Data records for software interfaces:

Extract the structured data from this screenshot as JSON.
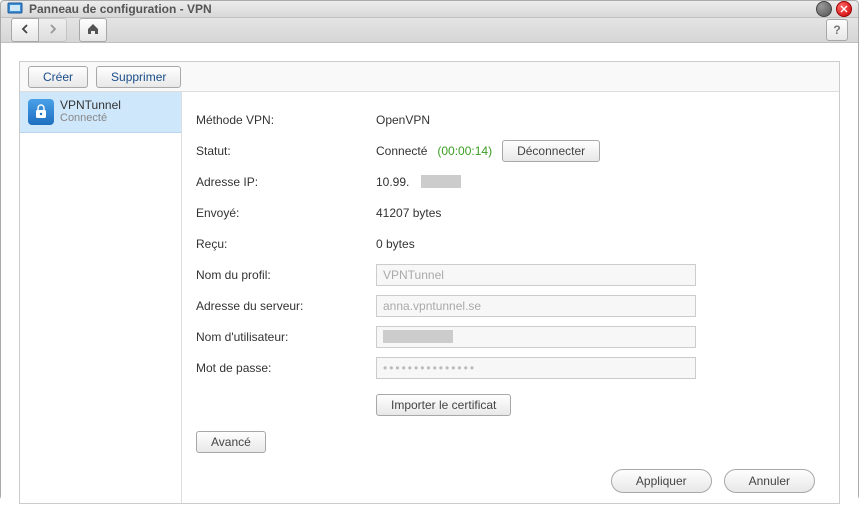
{
  "window": {
    "title": "Panneau de configuration - VPN"
  },
  "toolbar": {
    "help_label": "?"
  },
  "panel": {
    "create_label": "Créer",
    "delete_label": "Supprimer"
  },
  "sidebar": {
    "profile": {
      "name": "VPNTunnel",
      "status": "Connecté"
    }
  },
  "details": {
    "method_label": "Méthode VPN:",
    "method_value": "OpenVPN",
    "status_label": "Statut:",
    "status_value": "Connecté",
    "status_duration": "(00:00:14)",
    "disconnect_label": "Déconnecter",
    "ip_label": "Adresse IP:",
    "ip_value": "10.99.",
    "sent_label": "Envoyé:",
    "sent_value": "41207 bytes",
    "recv_label": "Reçu:",
    "recv_value": "0 bytes",
    "profile_name_label": "Nom du profil:",
    "profile_name_value": "VPNTunnel",
    "server_label": "Adresse du serveur:",
    "server_value": "anna.vpntunnel.se",
    "username_label": "Nom d'utilisateur:",
    "password_label": "Mot de passe:",
    "password_value": "•••••••••••••••",
    "import_cert_label": "Importer le certificat",
    "advanced_label": "Avancé"
  },
  "footer": {
    "apply_label": "Appliquer",
    "cancel_label": "Annuler"
  }
}
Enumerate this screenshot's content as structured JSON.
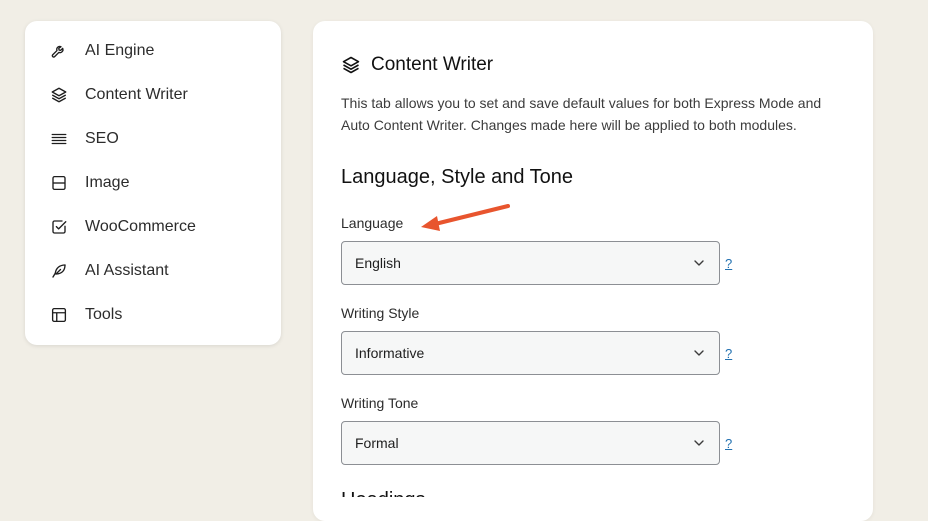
{
  "sidebar": {
    "items": [
      {
        "label": "AI Engine",
        "icon": "wrench-icon"
      },
      {
        "label": "Content Writer",
        "icon": "layers-icon"
      },
      {
        "label": "SEO",
        "icon": "lines-icon"
      },
      {
        "label": "Image",
        "icon": "image-frame-icon"
      },
      {
        "label": "WooCommerce",
        "icon": "checkbox-icon"
      },
      {
        "label": "AI Assistant",
        "icon": "feather-icon"
      },
      {
        "label": "Tools",
        "icon": "layout-icon"
      }
    ]
  },
  "panel": {
    "title": "Content Writer",
    "description": "This tab allows you to set and save default values for both Express Mode and Auto Content Writer. Changes made here will be applied to both modules.",
    "section_title": "Language, Style and Tone",
    "fields": {
      "language": {
        "label": "Language",
        "value": "English",
        "help": "?"
      },
      "writing_style": {
        "label": "Writing Style",
        "value": "Informative",
        "help": "?"
      },
      "writing_tone": {
        "label": "Writing Tone",
        "value": "Formal",
        "help": "?"
      }
    },
    "next_section_partial": "Headings"
  },
  "colors": {
    "background": "#f1eee6",
    "annotation_arrow": "#e8552e",
    "link": "#2271b1"
  }
}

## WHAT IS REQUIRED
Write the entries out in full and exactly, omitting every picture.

## ANSWER TO THE EXERCISE
Extract the structured data from this screenshot as JSON.
{
  "window": {
    "title": "Panneau de configuration - VPN"
  },
  "toolbar": {
    "help_label": "?"
  },
  "panel": {
    "create_label": "Créer",
    "delete_label": "Supprimer"
  },
  "sidebar": {
    "profile": {
      "name": "VPNTunnel",
      "status": "Connecté"
    }
  },
  "details": {
    "method_label": "Méthode VPN:",
    "method_value": "OpenVPN",
    "status_label": "Statut:",
    "status_value": "Connecté",
    "status_duration": "(00:00:14)",
    "disconnect_label": "Déconnecter",
    "ip_label": "Adresse IP:",
    "ip_value": "10.99.",
    "sent_label": "Envoyé:",
    "sent_value": "41207 bytes",
    "recv_label": "Reçu:",
    "recv_value": "0 bytes",
    "profile_name_label": "Nom du profil:",
    "profile_name_value": "VPNTunnel",
    "server_label": "Adresse du serveur:",
    "server_value": "anna.vpntunnel.se",
    "username_label": "Nom d'utilisateur:",
    "password_label": "Mot de passe:",
    "password_value": "•••••••••••••••",
    "import_cert_label": "Importer le certificat",
    "advanced_label": "Avancé"
  },
  "footer": {
    "apply_label": "Appliquer",
    "cancel_label": "Annuler"
  }
}
Enumerate this screenshot's content as structured JSON.
{
  "sidebar": {
    "items": [
      {
        "label": "AI Engine",
        "icon": "wrench-icon"
      },
      {
        "label": "Content Writer",
        "icon": "layers-icon"
      },
      {
        "label": "SEO",
        "icon": "lines-icon"
      },
      {
        "label": "Image",
        "icon": "image-frame-icon"
      },
      {
        "label": "WooCommerce",
        "icon": "checkbox-icon"
      },
      {
        "label": "AI Assistant",
        "icon": "feather-icon"
      },
      {
        "label": "Tools",
        "icon": "layout-icon"
      }
    ]
  },
  "panel": {
    "title": "Content Writer",
    "description": "This tab allows you to set and save default values for both Express Mode and Auto Content Writer. Changes made here will be applied to both modules.",
    "section_title": "Language, Style and Tone",
    "fields": {
      "language": {
        "label": "Language",
        "value": "English",
        "help": "?"
      },
      "writing_style": {
        "label": "Writing Style",
        "value": "Informative",
        "help": "?"
      },
      "writing_tone": {
        "label": "Writing Tone",
        "value": "Formal",
        "help": "?"
      }
    },
    "next_section_partial": "Headings"
  },
  "colors": {
    "background": "#f1eee6",
    "annotation_arrow": "#e8552e",
    "link": "#2271b1"
  }
}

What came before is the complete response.